You give and take away,
You give and take away,
My heart will choose to say,
Lord, blessed be your name.
Because this was not the first time God had taken away. When I was five, my dad was hit by a car while jogging. He was in a coma for several days and when he finally woke up, my mom sent my brother and I to Grandma's house so that we wouldn't have to see how he didn't know who we were. He had suffered a traumatic brain injury, and while he would regain many of his faculties, he would never be the same. He woke up a different person.
When I think about how to answer the question of how I came to know Jesus as my Lord, I could tell about that one night when I was four years old and I prayed with my mom to receive Jesus into my heart. But this whole business of giving him actual lordship over my life, well...that's a sloppier story.
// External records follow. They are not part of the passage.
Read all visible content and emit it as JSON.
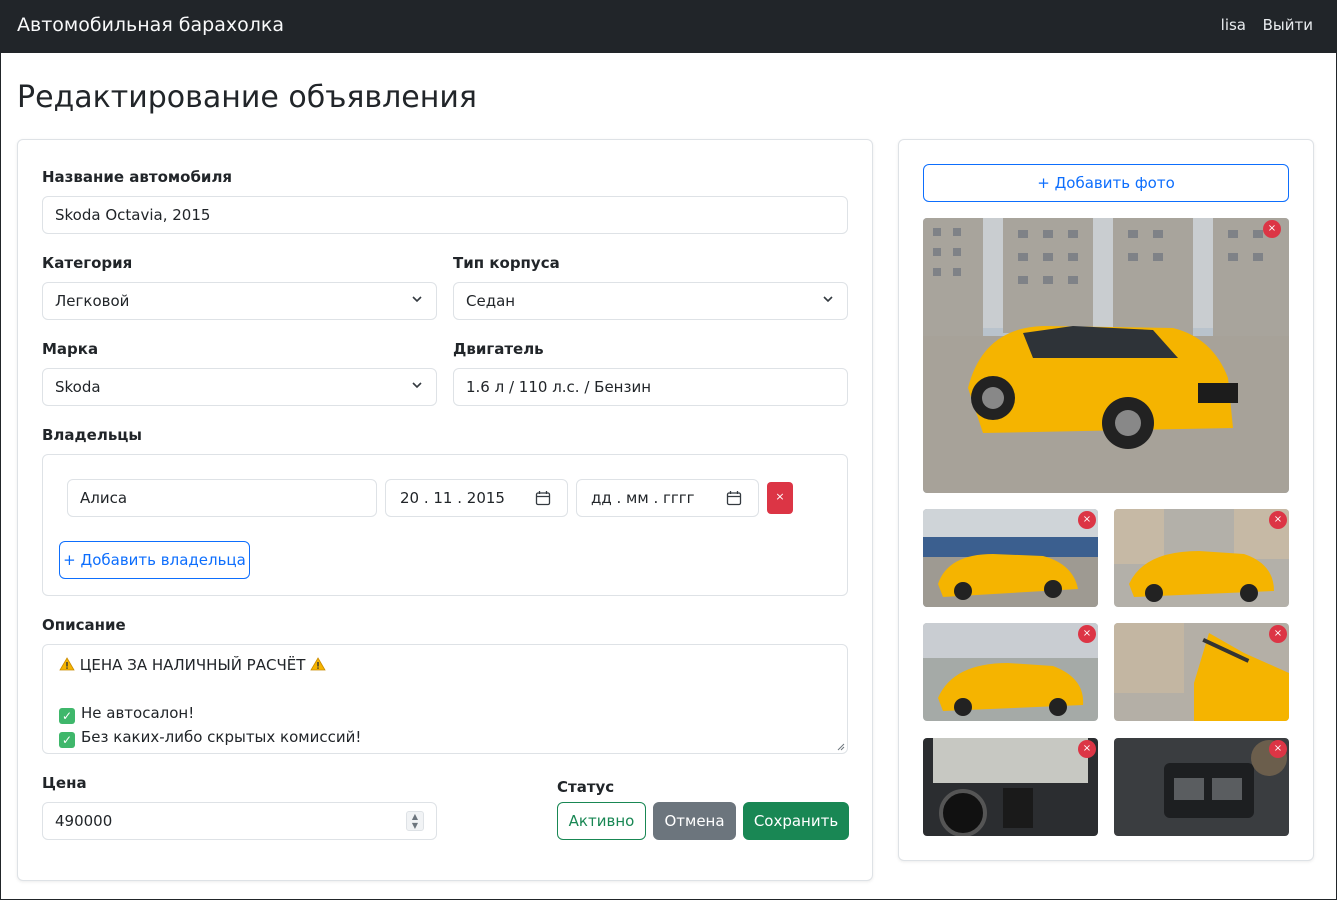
{
  "navbar": {
    "brand": "Автомобильная барахолка",
    "user": "lisa",
    "logout": "Выйти"
  },
  "page": {
    "title": "Редактирование объявления"
  },
  "form": {
    "name_label": "Название автомобиля",
    "name_value": "Skoda Octavia, 2015",
    "category_label": "Категория",
    "category_value": "Легковой",
    "body_label": "Тип корпуса",
    "body_value": "Седан",
    "brand_label": "Марка",
    "brand_value": "Skoda",
    "engine_label": "Двигатель",
    "engine_value": "1.6 л / 110 л.с. / Бензин",
    "owners_label": "Владельцы",
    "owners": [
      {
        "name": "Алиса",
        "date_from": "20 . 11 . 2015",
        "date_to_placeholder": "дд . мм . гггг",
        "remove": "×"
      }
    ],
    "add_owner": "+ Добавить владельца",
    "description_label": "Описание",
    "description_lines": [
      "ЦЕНА ЗА НАЛИЧНЫЙ РАСЧЁТ",
      "",
      "Не автосалон!",
      "Без каких-либо скрытых комиссий!"
    ],
    "price_label": "Цена",
    "price_value": "490000",
    "status_label": "Статус",
    "status_button": "Активно",
    "cancel_button": "Отмена",
    "save_button": "Сохранить"
  },
  "photos": {
    "add_button": "+ Добавить фото",
    "remove_glyph": "×",
    "items": [
      {
        "view": "front-three-quarter"
      },
      {
        "view": "front"
      },
      {
        "view": "rear"
      },
      {
        "view": "side-rear"
      },
      {
        "view": "open-trunk"
      },
      {
        "view": "interior-dashboard"
      },
      {
        "view": "door-window-controls"
      }
    ]
  },
  "colors": {
    "navbar": "#212529",
    "primary": "#0d6efd",
    "danger": "#dc3545",
    "success": "#198754",
    "secondary": "#6c757d",
    "car_yellow": "#f5b400"
  }
}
Until my friend Phil died. He was also hit by a car while jogging, and I couldn't ignore this ugly, nagging question that had been there all along beneath the pain and confusion that I had buried throughout my childhood: if God loved me so much, why did he allow the people I loved to be run over by vehicles? Why did he take away?
"The LORD gave and the LORD has taken away;"
"Naked I came from my mother's womb, and naked I will depart. The LORD gave and the LORD has taken away; may the name of the LORD be praised."
I didn't understand how Job could adopt this attitude, but otherwise I couldn't get enough of his story. Here I was, a young, healthy twenty-something with a huge scholarship to a private Christian university, and the person I identified with most in the Bible was Job. But his questioning echoed my questioning. I looked fine on the outside, but on the inside, my spirit was naked, covered in ashes and sores. He became my hero, refusing to chalk this all up to his own moral failings, refusing to let God off the hook. There are 33 chapters of this tortured discourse before God says anything. But when I finally got there, I so identified with Job, that God's words seemed to speak directly to me:
2 “Who is this that obscures my plans
with words without knowledge?
3 Brace yourself like a man;
I will question you,
and you shall answer me.
4 “Where were you when I laid the earth’s foundation?
Tell me, if you understand.
5 Who marked off its dimensions? Surely you know!
Who stretched a measuring line across it?
6 On what were its footings set,
or who laid its cornerstone--
7 while the morning stars sang together
and all the angels shouted for joy?
My ears had heard of you
but now my eyes have seen you.
Therefore I despise myself
and repent in dust and ashes.
Whether he is giving or taking, weather I am for him or against him, God is determined to be glorified in my life. By the time I graduated college, I had learned that lesson. I was on God's side now. Or so I thought.
I married Courtney, my wife, the summer after we graduated college and we moved out to California so that I could go to seminary. While we were out there, we had two big surprises, both of which were growing inside my wife: Norah, our daughter, who is (at the time of this writing) a very precocious four-year-old, and the brain tumor. We had known about this tumor's existence, but it had sat benign (not growing) for 10 years like an undetonated bomb. It was deep in the brain, near the stem, in an area that controls motor function. Several neurosurgeons had said over the years that it was inoperable, that any attempt to remove it would likely yield a permanent and severely debilitating outcome.
But it was growing now and the whole situation seemed fatalistic: there was innate danger both in removing and not removing the tumor. I could feel the resentment building up inside of me again. We spent thousands of dollars enlisting one of the top neurosurgeons in the country and we asked our church to pray for us when we were too numb and cynical or pray.
When the day of the surgery came, we went to the hospital, I kissed my wife and told her I would see her in a few hours. Then I paced in the waiting room with our sleeping infant daughter and wondered if I would soon become a single father. And I couldn't pray. I knew that the only thing I could trust God to do was to glorify himself through whatever happened, and that was going to have to be enough for me.
On that day, God chose to glorify himself by giving Courtney back to us.
I wish I could tell you that I learned to completely trust God through this experience. Some days I do and some days I don't. Intellectually, academically, theoretically...I believe that God is good and deserves my worship. But my relationship with God, just like any other relationship I have, doesn't really exist in this realm. It's personal. It's contentious. I love the Lord, but I often don't like him. Following Jesus is not something I simply decided upon long ago. It's a daily decision.
That's where I'm at today. But, of course, it's not where this story ends. I look forward to the day when my doubts and disputes will be dwarfed by the glory of his presence. After all, how ferociously glorious must God be to make the devastation of Job's entire life seem petty by comparison? That's the hope that I hold on to.